While challenges are numerous, there are viable solutions to counter these threats. As the saying goes, “when there is a will, there is a way.” For the participants in the symposium, getting together to discuss alternatives was a first step in the right direction.
The Sultan emphasized that when it comes to security issues, every citizen has a role to play. “Security is not just the responsibility of the military -- and since you, religious and traditional leaders are the foundation of your communities, both rural and urban, security cannot escape you. You are the link and the serious interface between our Administration and the people. You must then be fully engaged with defense and security forces to halt all and any security perils,” said the Sultan.
Threats coming from violent extremist organizations in the Lake Chad Basin have continued to expand and require a more aggressive approach from the countries affected was an often-repeated sentiment by attendees. Several pointed out how the military alone cannot counter these threats without the full support of traditional and religious leaders, as well as the people of Chad.
“Soldiers must no longer be seen as ‘the other.’ They must not be a foreign entity. The civil-military coalition must be the curtain that bars the way to all forms of extremism, be it terrorism or traffickers. This coalition can be formed only when mutual trust is achieved, hence when we know each other well. This understanding must occur within a framework of dialogue and opportunity to exchange ideas,” explained the Sultan.

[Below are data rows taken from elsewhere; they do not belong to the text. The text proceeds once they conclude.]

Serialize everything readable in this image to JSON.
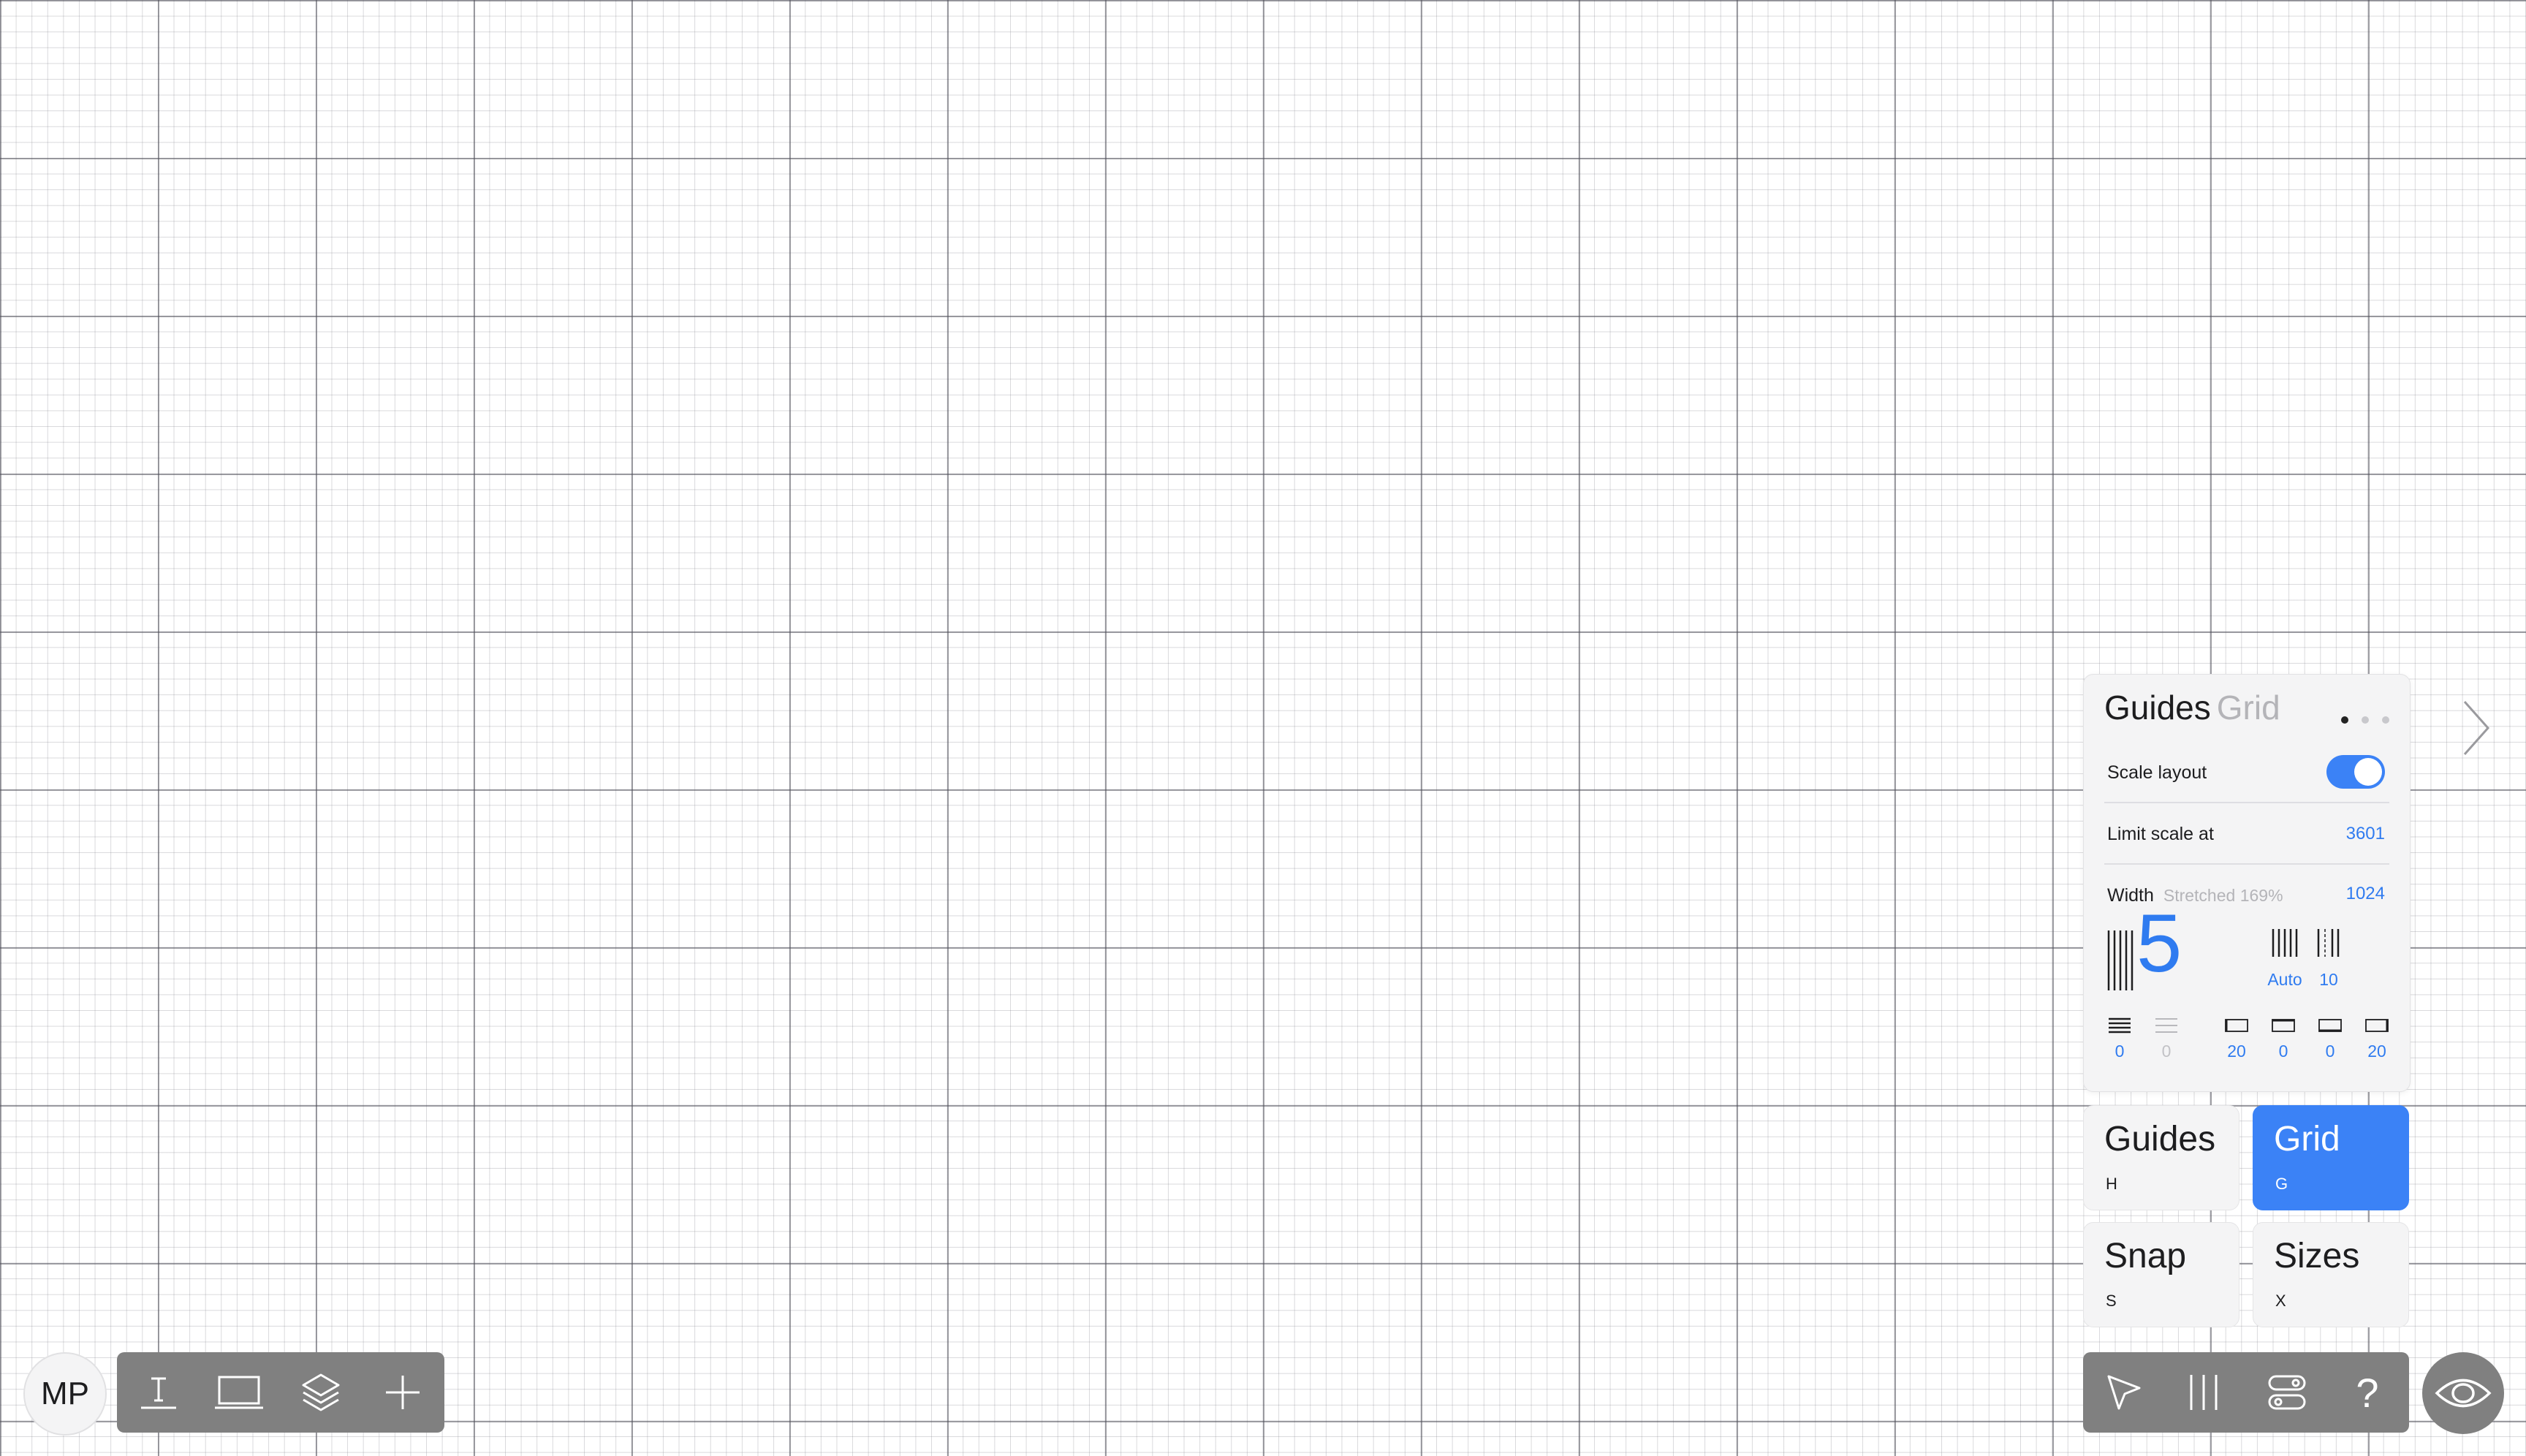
{
  "panel": {
    "title_active": "Guides",
    "title_inactive": "Grid",
    "page_dots": 3,
    "scale_layout_label": "Scale layout",
    "scale_layout_on": true,
    "limit_label": "Limit scale at",
    "limit_value": "3601",
    "width_label": "Width",
    "width_note": "Stretched 169%",
    "width_value": "1024",
    "columns": "5",
    "column_mode_auto": "Auto",
    "column_gutter": "10",
    "rows_value": "0",
    "rows_gutter": "0",
    "margin_left": "20",
    "margin_top": "0",
    "margin_bottom": "0",
    "margin_right": "20"
  },
  "tiles": {
    "guides": {
      "label": "Guides",
      "key": "H"
    },
    "grid": {
      "label": "Grid",
      "key": "G"
    },
    "snap": {
      "label": "Snap",
      "key": "S"
    },
    "sizes": {
      "label": "Sizes",
      "key": "X"
    }
  },
  "avatar": {
    "initials": "MP"
  },
  "left_toolbar": [
    "text-baseline-icon",
    "laptop-icon",
    "layers-icon",
    "plus-icon"
  ],
  "right_toolbar": [
    "cursor-icon",
    "columns-icon",
    "toggles-icon",
    "help-icon"
  ],
  "help_glyph": "?",
  "colors": {
    "accent": "#3b82f6",
    "toolbar": "#808080"
  }
}
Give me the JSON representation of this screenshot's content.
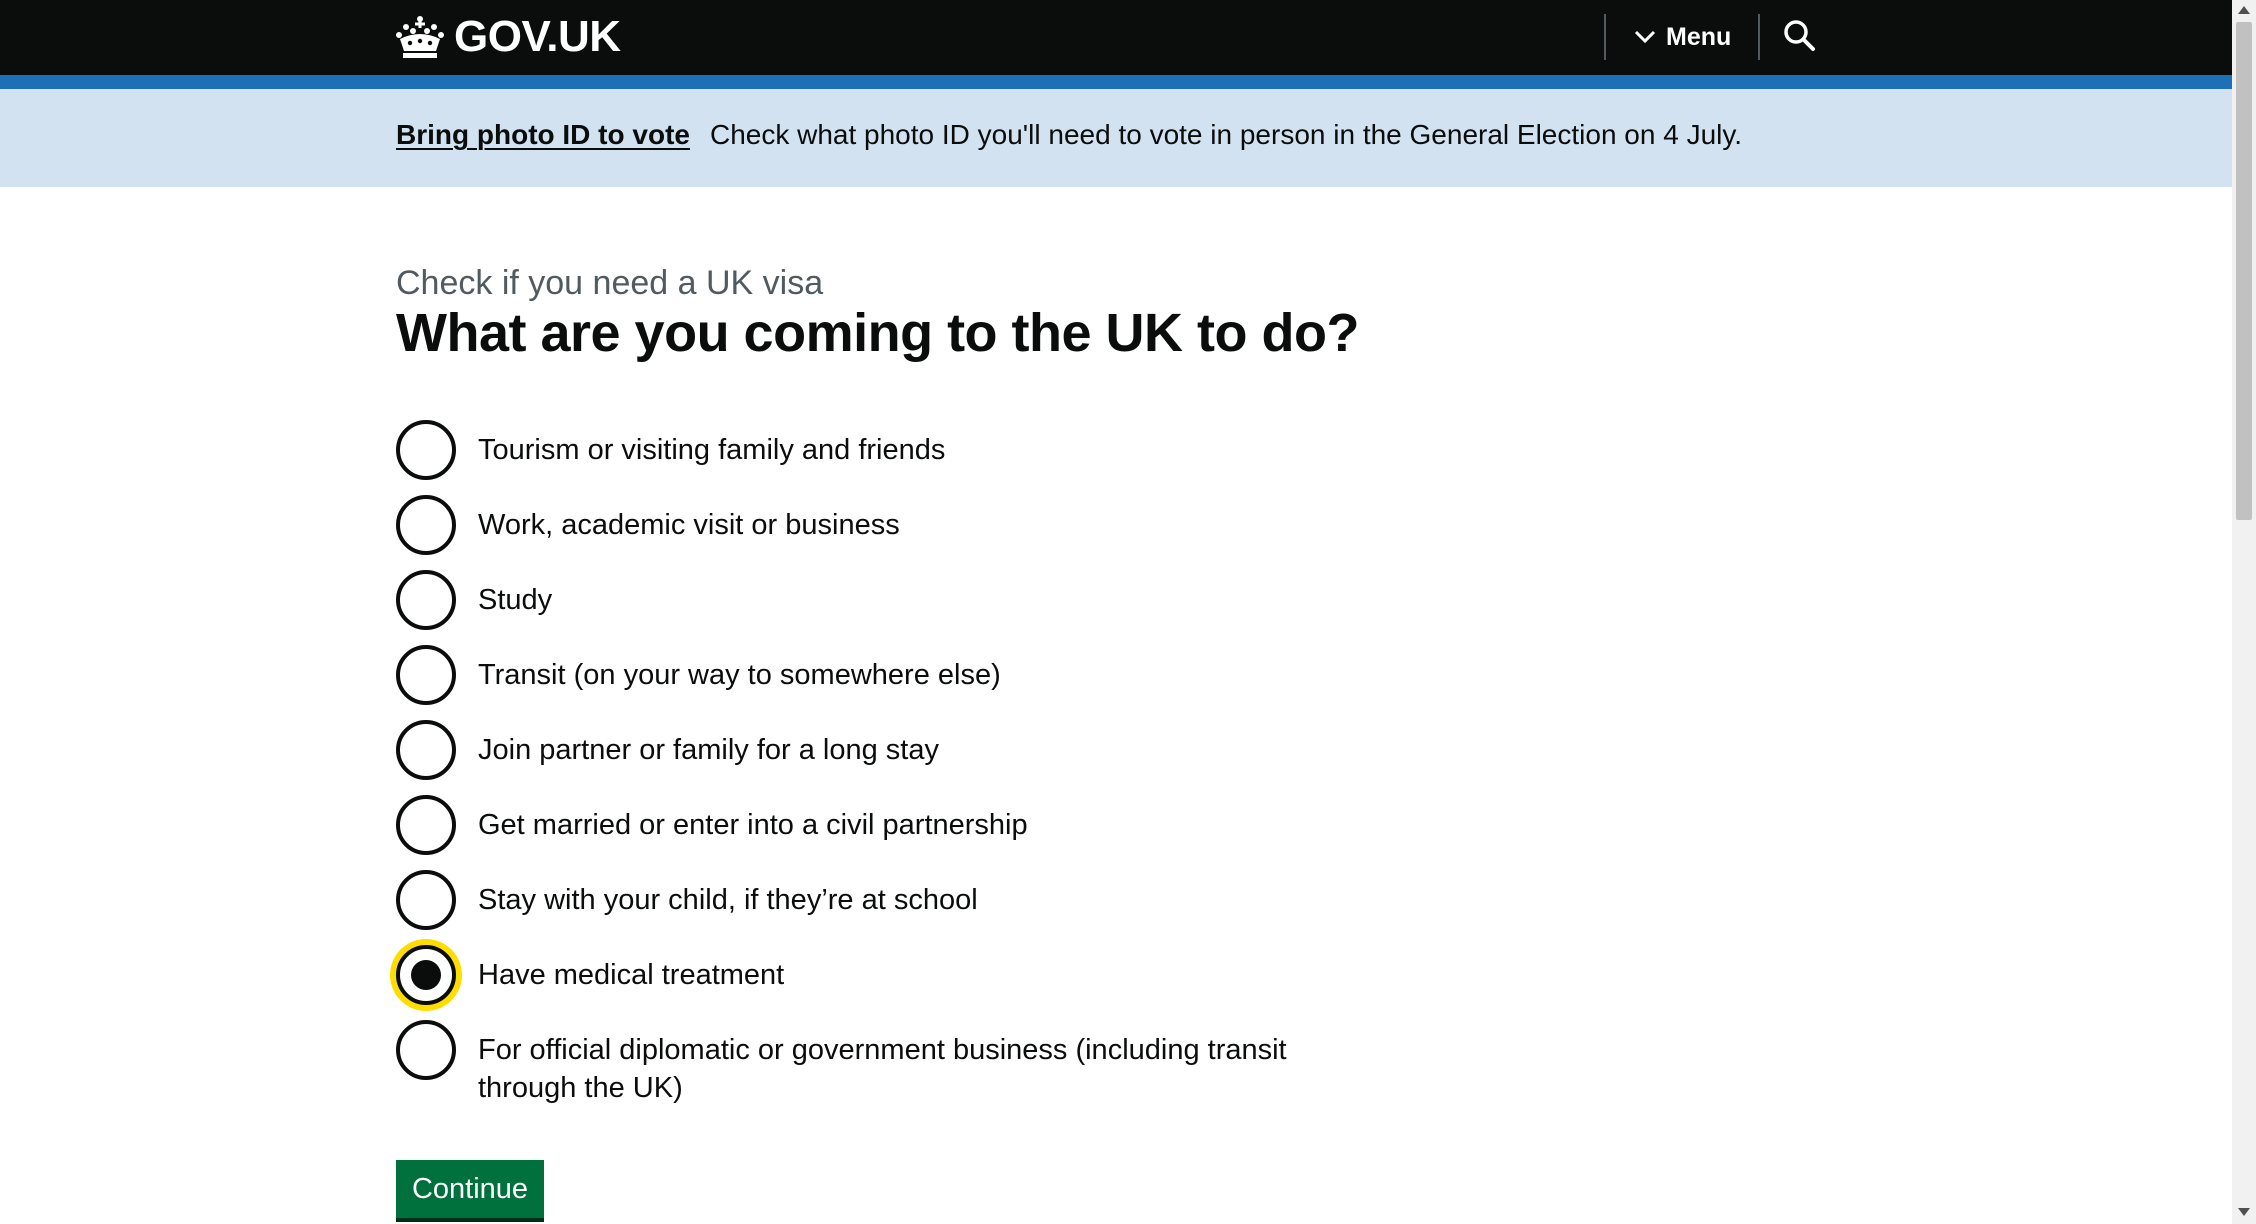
{
  "header": {
    "logo_text": "GOV.UK",
    "menu_label": "Menu"
  },
  "banner": {
    "link_text": "Bring photo ID to vote",
    "text": "Check what photo ID you'll need to vote in person in the General Election on 4 July."
  },
  "main": {
    "caption": "Check if you need a UK visa",
    "heading": "What are you coming to the UK to do?",
    "options": [
      {
        "label": "Tourism or visiting family and friends",
        "checked": false
      },
      {
        "label": "Work, academic visit or business",
        "checked": false
      },
      {
        "label": "Study",
        "checked": false
      },
      {
        "label": "Transit (on your way to somewhere else)",
        "checked": false
      },
      {
        "label": "Join partner or family for a long stay",
        "checked": false
      },
      {
        "label": "Get married or enter into a civil partnership",
        "checked": false
      },
      {
        "label": "Stay with your child, if they’re at school",
        "checked": false
      },
      {
        "label": "Have medical treatment",
        "checked": true
      },
      {
        "label": "For official diplomatic or government business (including transit through the UK)",
        "checked": false
      }
    ],
    "continue_label": "Continue"
  },
  "colors": {
    "header_bg": "#0b0c0c",
    "header_stripe": "#1d70b8",
    "banner_bg": "#d2e2f1",
    "button_green": "#00703c",
    "focus_yellow": "#ffdd00"
  },
  "icons": {
    "logo": "crown-icon",
    "menu": "chevron-down-icon",
    "search": "search-icon"
  }
}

With Chad hosting Exercise Flintlock 2015 from February 16 through March 9, there is a unique opportunity to enhance relationships between participating regional and international military forces, as well as Chad’s civilian population and its military forces.
“We will, from this time forward, build our coalition and construct a common front to overcome insecurity,” said the Sultan, adding that “together, we will fight, and together we will vanquish the common evil.”
The symposium, which was moderated by Dr. Zakaria Osman, was attended by Chadian traditional leaders and military leaders, the U.S. Ambassador to Chad, James A. Knight and Maj. Gen. James B. Linder, Commanding General of Special Operations Command Africa.